It wasn’t dark yet dark, and the Atlanta sun soon brought beads of sweat up on my brow. I stopped walking and removed my suit jacket. It’s not like I needed it right now anyway, being freshly unemployed. I slung it over my shoulder in a way that I hoped would make me look carefree and started moving again. But I knew I wasn’t really fooling anyone. The knowledge that the last six years of my life had just been nullified in one afternoon was a considerable weight on my mind, and it felt like the brunt of that weight had somehow been transferred into the pockets of the jacket. I panicked and let it slip off of my fingers, plummeting to the ground behind me with a thud. I stood there looking at it for a second then picked it up, dusted it off and draped it over my arm.

In order to get my mind off of the day’s tragedies, I thought of my biggest inspiration: my dad. Rick Jones had been a jazz trombonist in the Glenn Miller Orchestra in his youth, but by the time I got to the scene he was a washed-up trombone instructor giving weekly lessons at a few of the colleges around Denver, where I grew up. He may never have reached any real level of notoriety in the jazz world, but the one thing I couldn’t help but notice about him was that he was always happy when he played his horn. What would he have thought of me right now?

I had been happy too, when I first learned computer programming. Back in college, before it was a nine-to-five job, I even spent a lot of my free time elaborating on the exercises that we did in class and creating games that I forced my friends to play with me. Even for those first few months out in the corporate world, I was doing what I loved, and I enjoyed it. But then I got under someone’s thumb, and he crushed the enjoyment right out of me. My up-until-very-recently boss. What a dickhead.

My dad never let that happen to him. Though he’d been gone now for a couple of years, I still had very vivid memories of him up on stage in the jazz clubs with his buddies, making the music they’d all loved. He’d convinced me to start playing the trumpet when I was ten years old, but I’d given it up during a rebellious stage in my mid-teens. I think his dream was that someday he and I would play together on one of those stages: him on the bone, and me on the trumpet…

The trumpet. I snapped out of my reverie and noticed there was a man at the end of the block blowing into a trumpet next to an open case. He wore a pork pie hat, like the jazz men of old, along with a dark set of shades and a grizzled goatee. Always one to support the arts, I separated a dollar from my wallet and dropped it into his case when I got close enough. I stopped walking and looked on as he played a string of notes from a tune that I didn’t recognize, until a slight breeze picked up and upset the dollar that I’d put in his case.

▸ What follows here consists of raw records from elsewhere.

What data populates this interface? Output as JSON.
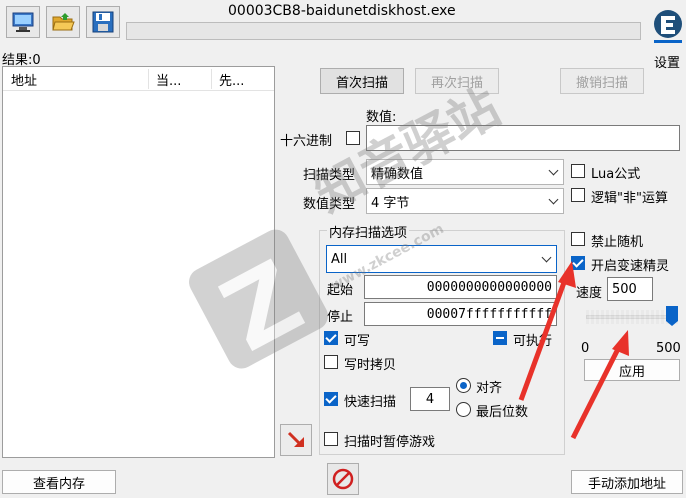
{
  "window_title": "00003CB8-baidunetdiskhost.exe",
  "settings_label": "设置",
  "results_label": "结果:0",
  "columns": [
    "地址",
    "当...",
    "先..."
  ],
  "buttons": {
    "first_scan": "首次扫描",
    "next_scan": "再次扫描",
    "undo_scan": "撤销扫描",
    "view_memory": "查看内存",
    "add_address": "手动添加地址",
    "apply": "应用"
  },
  "value_label": "数值:",
  "value_input": "",
  "hex_label": "十六进制",
  "scan_type_label": "扫描类型",
  "scan_type_value": "精确数值",
  "value_type_label": "数值类型",
  "value_type_value": "4 字节",
  "lua_label": "Lua公式",
  "logic_not_label": "逻辑\"非\"运算",
  "mem_options_title": "内存扫描选项",
  "mem_region_value": "All",
  "start_label": "起始",
  "start_value": "0000000000000000",
  "stop_label": "停止",
  "stop_value": "00007fffffffffff",
  "writable_label": "可写",
  "executable_label": "可执行",
  "copy_on_write_label": "写时拷贝",
  "fast_scan_label": "快速扫描",
  "fast_scan_value": "4",
  "align_label": "对齐",
  "last_digits_label": "最后位数",
  "pause_game_label": "扫描时暂停游戏",
  "disable_random_label": "禁止随机",
  "speedhack_label": "开启变速精灵",
  "speed_label": "速度",
  "speed_value": "500",
  "slider_min": "0",
  "slider_max": "500",
  "slider_level_fraction": 1.0,
  "watermark_text": "知音驿站",
  "watermark_url": "www.zkcee.com",
  "colors": {
    "accent": "#0a64c8",
    "arrow": "#e8322a"
  }
}
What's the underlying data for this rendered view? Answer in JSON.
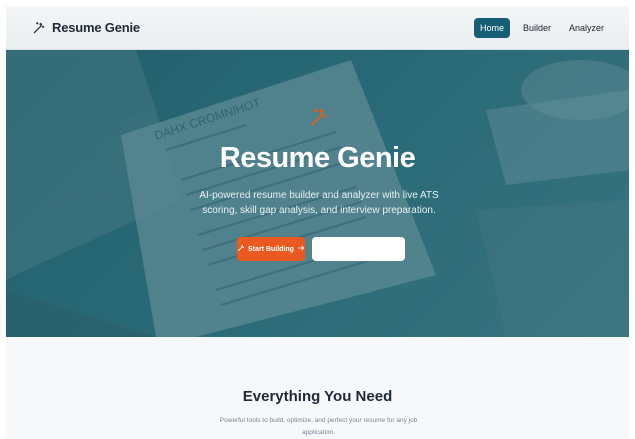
{
  "navbar": {
    "brand": "Resume Genie",
    "brand_icon": "magic-wand-icon",
    "links": [
      {
        "label": "Home",
        "active": true
      },
      {
        "label": "Builder",
        "active": false
      },
      {
        "label": "Analyzer",
        "active": false
      }
    ]
  },
  "hero": {
    "icon": "magic-wand-icon",
    "title": "Resume Genie",
    "subtitle": "AI-powered resume builder and analyzer with live ATS scoring, skill gap analysis, and interview preparation.",
    "primary_button": {
      "label": "Start Building",
      "icon": "magic-wand-icon",
      "trailing_icon": "arrow-right-icon"
    },
    "secondary_button": {
      "label": ""
    },
    "background_name": "DAHX CROMNIHOT",
    "accent_color": "#ea5a1f",
    "brand_color": "#155e75"
  },
  "features": {
    "title": "Everything You Need",
    "subtitle": "Powerful tools to build, optimize, and perfect your resume for any job application."
  }
}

“Now just you wait a minute, Mr. Washington,” he said, addressing the piece of paper. “I’m an entertainer, not an Olympic runner. Don’t you be running off on me!” His voice was exactly what I’d expect from a 1950s jazz man: gravelly and smoky, with a whole lot of soul. He weighted down the dollar with a little bottle of valve oil that was in the case, then looked up at me: “Sooth! You know, when I get these fellows home I need to teach them not to fly. You know how I do that?”

I shook my head. Normally I might have excused myself at this point, but I had nowhere to be.

“I sit ’em all on a chair, then turn on a fan. The ones that try to fly away, I take ’em and spend ’em. That shows the other little Georges what not to do!” He grinned. “So what would you like me to play for you?”

Being the son of a jazz musician, there were a dozen songs that sprung to my head. But instead, I deferred to his judgement: “What is your favorite song to play?”

“You know, one of the best jazz players I never had the privilege to meet was Duke Ellington. Another great one, a bit later, was Stevie Wonder. Of course, he and I never saw each other neither.” He smiled a little bit and let his joke sink in. “But here’s a song that Stevie wrote as a tribute to Duke: it’s called Sir Duke.”

And he launched into the tune that I knew very well, having heard my father play it a hundred times with his group.

end of part two

(to part three)